[Excerpts from an interface dataset]
[Start of Attachment]
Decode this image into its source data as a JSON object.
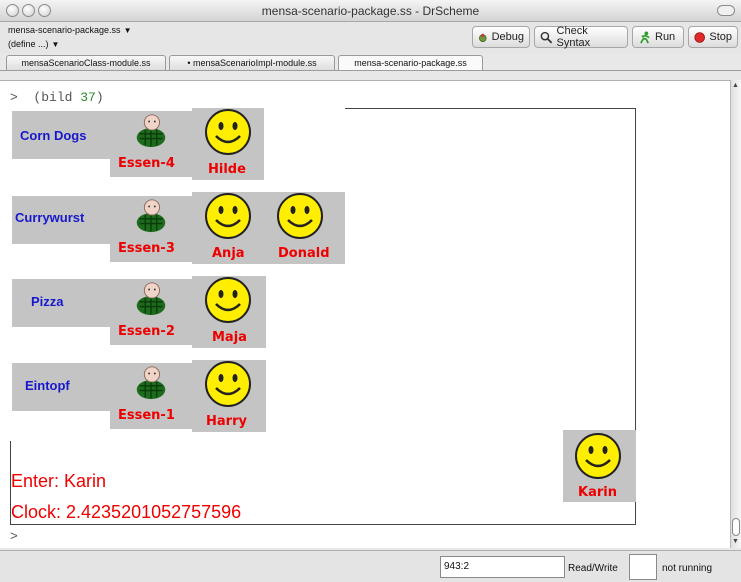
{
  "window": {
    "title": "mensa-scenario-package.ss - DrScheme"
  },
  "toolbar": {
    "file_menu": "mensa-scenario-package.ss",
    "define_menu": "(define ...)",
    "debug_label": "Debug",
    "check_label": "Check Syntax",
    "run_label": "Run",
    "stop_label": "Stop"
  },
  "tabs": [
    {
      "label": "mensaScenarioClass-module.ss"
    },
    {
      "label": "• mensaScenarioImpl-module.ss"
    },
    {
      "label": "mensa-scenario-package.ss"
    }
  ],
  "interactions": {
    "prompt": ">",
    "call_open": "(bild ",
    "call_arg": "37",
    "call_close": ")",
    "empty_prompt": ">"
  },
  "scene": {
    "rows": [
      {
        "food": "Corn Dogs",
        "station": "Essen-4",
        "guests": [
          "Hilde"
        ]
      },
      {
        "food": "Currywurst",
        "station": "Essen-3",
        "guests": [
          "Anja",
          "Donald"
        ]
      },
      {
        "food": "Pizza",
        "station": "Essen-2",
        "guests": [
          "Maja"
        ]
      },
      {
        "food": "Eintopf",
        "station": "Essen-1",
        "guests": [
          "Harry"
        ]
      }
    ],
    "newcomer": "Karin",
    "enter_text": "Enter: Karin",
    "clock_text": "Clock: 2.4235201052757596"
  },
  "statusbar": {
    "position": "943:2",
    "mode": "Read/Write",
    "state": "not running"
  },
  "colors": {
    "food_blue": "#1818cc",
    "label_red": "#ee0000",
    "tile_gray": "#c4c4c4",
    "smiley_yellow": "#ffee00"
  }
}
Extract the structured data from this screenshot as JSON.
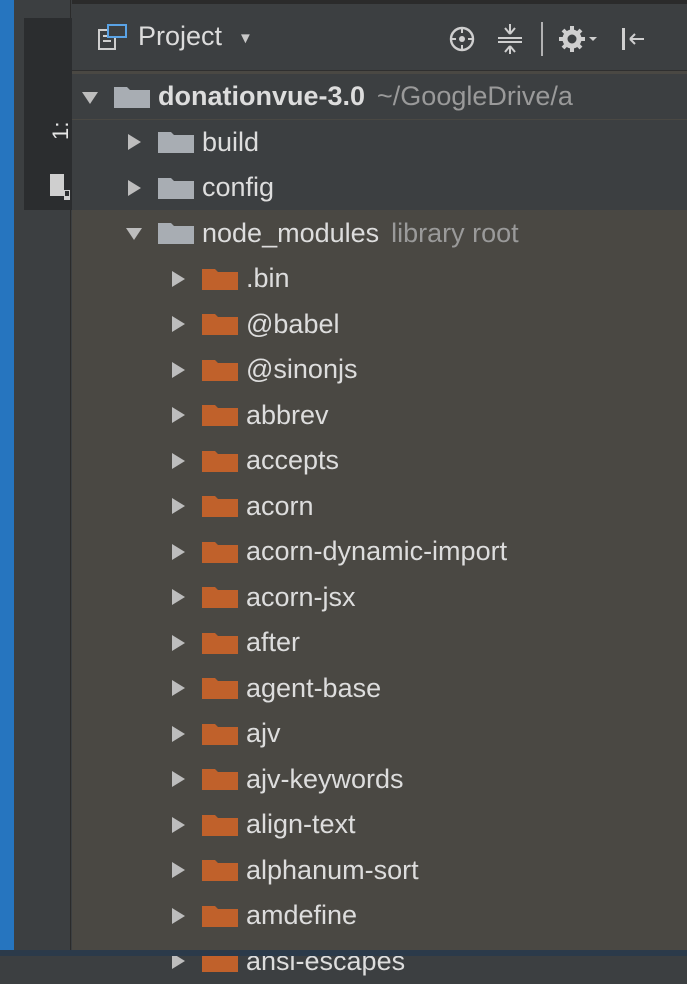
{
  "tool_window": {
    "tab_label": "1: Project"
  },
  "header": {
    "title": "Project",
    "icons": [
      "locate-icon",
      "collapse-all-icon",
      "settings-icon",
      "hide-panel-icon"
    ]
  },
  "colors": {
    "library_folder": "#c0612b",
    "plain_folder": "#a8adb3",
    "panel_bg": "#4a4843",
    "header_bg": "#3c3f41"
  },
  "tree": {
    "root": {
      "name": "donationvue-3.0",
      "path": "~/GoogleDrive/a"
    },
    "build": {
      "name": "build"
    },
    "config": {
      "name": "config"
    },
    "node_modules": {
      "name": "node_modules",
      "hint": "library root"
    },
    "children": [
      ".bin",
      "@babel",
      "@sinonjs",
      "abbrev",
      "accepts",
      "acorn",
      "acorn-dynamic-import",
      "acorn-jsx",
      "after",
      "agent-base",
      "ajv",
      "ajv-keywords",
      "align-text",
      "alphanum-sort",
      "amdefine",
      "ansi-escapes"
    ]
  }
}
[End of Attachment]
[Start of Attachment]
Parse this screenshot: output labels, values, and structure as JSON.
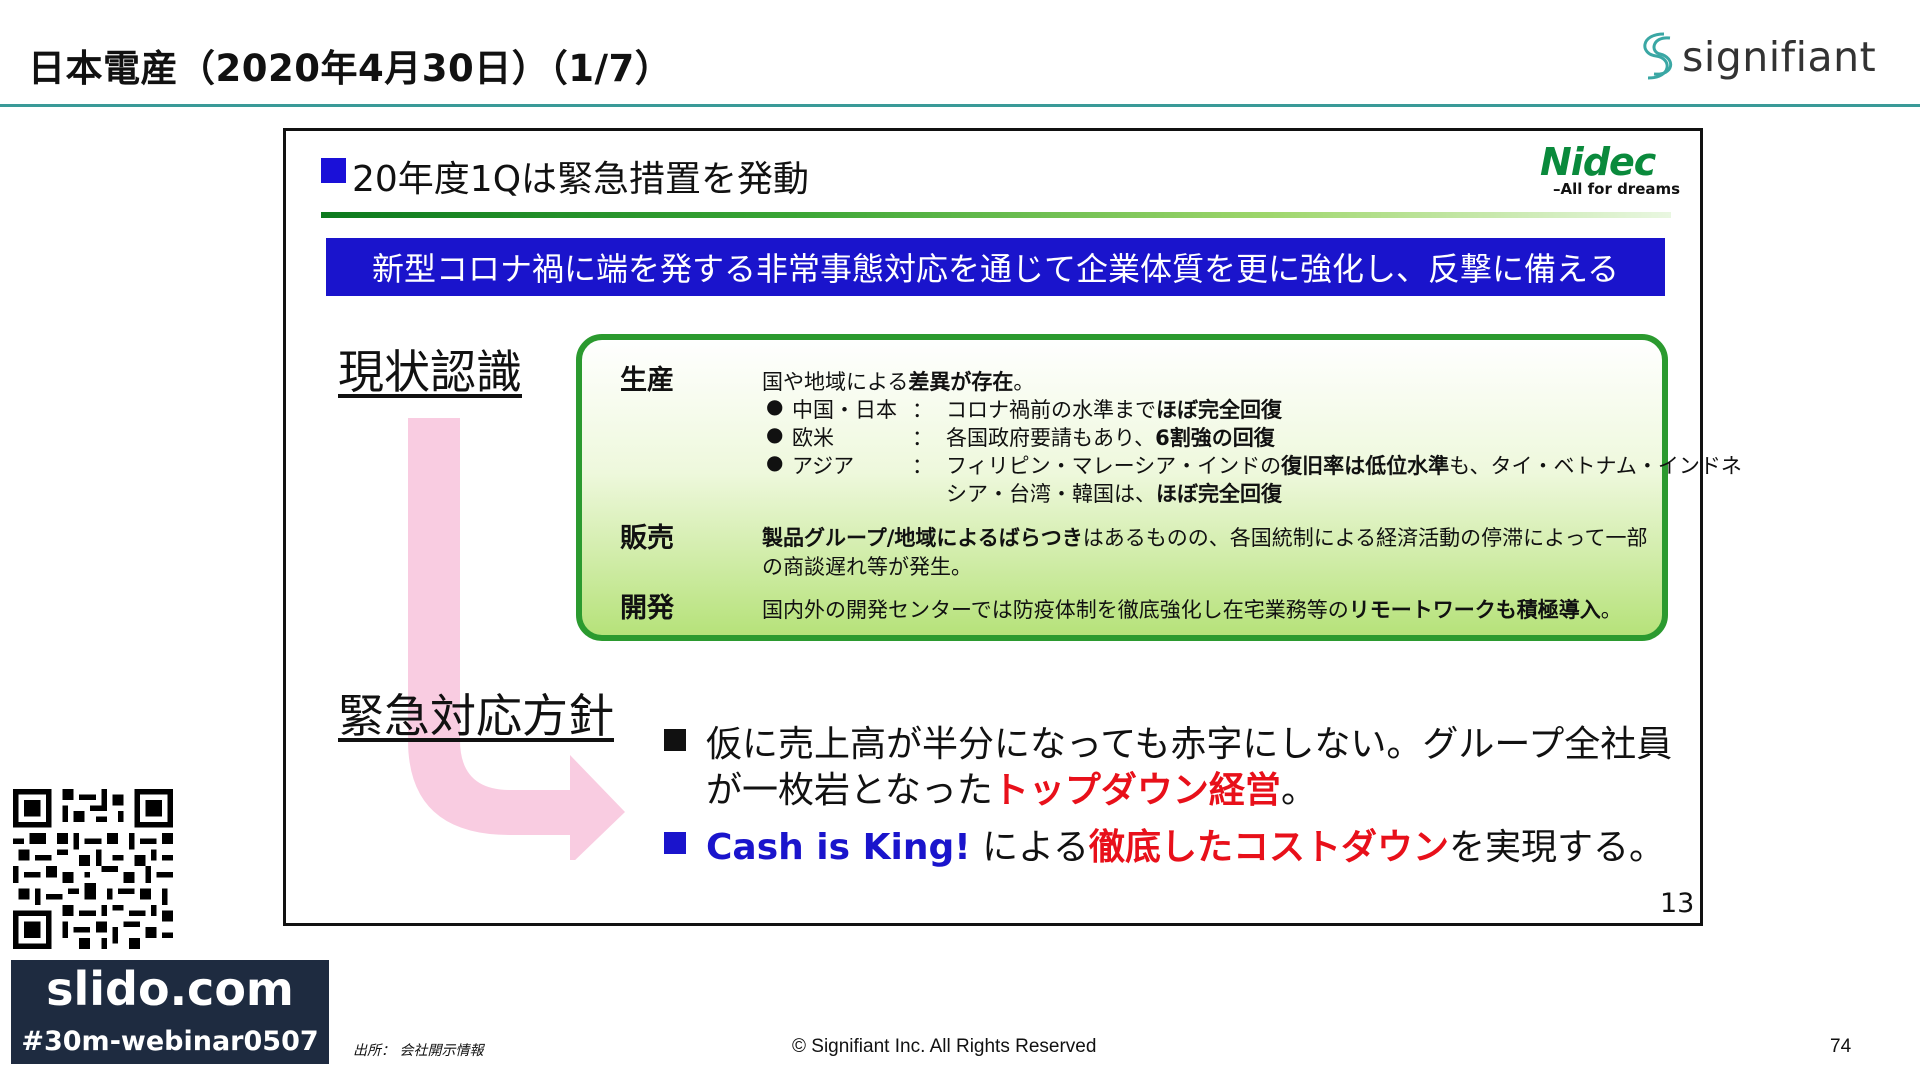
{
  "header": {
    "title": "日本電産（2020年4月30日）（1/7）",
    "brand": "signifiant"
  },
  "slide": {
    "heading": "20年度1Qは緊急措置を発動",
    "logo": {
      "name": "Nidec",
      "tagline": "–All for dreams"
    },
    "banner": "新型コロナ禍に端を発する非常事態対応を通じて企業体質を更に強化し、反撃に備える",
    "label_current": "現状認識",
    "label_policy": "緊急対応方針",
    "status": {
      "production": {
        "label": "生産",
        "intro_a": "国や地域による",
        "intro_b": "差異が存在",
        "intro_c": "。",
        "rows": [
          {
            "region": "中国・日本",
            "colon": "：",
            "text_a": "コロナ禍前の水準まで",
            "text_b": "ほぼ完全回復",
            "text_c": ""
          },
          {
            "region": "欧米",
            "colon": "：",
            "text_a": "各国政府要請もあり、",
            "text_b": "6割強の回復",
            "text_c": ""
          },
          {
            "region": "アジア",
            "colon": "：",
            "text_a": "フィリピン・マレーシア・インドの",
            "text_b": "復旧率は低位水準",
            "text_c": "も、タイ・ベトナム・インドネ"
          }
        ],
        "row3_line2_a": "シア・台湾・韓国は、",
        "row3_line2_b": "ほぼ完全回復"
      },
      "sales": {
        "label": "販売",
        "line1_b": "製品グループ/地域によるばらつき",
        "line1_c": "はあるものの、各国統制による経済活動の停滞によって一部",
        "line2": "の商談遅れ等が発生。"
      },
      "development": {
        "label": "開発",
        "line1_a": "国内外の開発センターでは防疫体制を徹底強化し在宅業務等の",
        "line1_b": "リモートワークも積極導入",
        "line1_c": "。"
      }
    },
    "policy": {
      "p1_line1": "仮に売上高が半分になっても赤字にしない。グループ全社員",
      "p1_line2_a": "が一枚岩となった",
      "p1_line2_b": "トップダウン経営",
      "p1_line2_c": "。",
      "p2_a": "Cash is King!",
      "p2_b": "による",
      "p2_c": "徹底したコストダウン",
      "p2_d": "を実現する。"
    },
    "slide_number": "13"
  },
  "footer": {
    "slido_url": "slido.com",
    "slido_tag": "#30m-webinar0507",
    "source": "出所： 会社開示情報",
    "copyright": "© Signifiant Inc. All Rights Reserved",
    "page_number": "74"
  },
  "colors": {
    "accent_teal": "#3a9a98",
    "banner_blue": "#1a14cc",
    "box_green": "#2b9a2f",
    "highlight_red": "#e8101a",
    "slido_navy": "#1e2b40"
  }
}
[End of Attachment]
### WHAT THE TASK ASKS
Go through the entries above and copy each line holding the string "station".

### RESPONSE BOX
        "station": "Essen-4",
        "station": "Essen-3",
        "station": "Essen-2",
        "station": "Essen-1",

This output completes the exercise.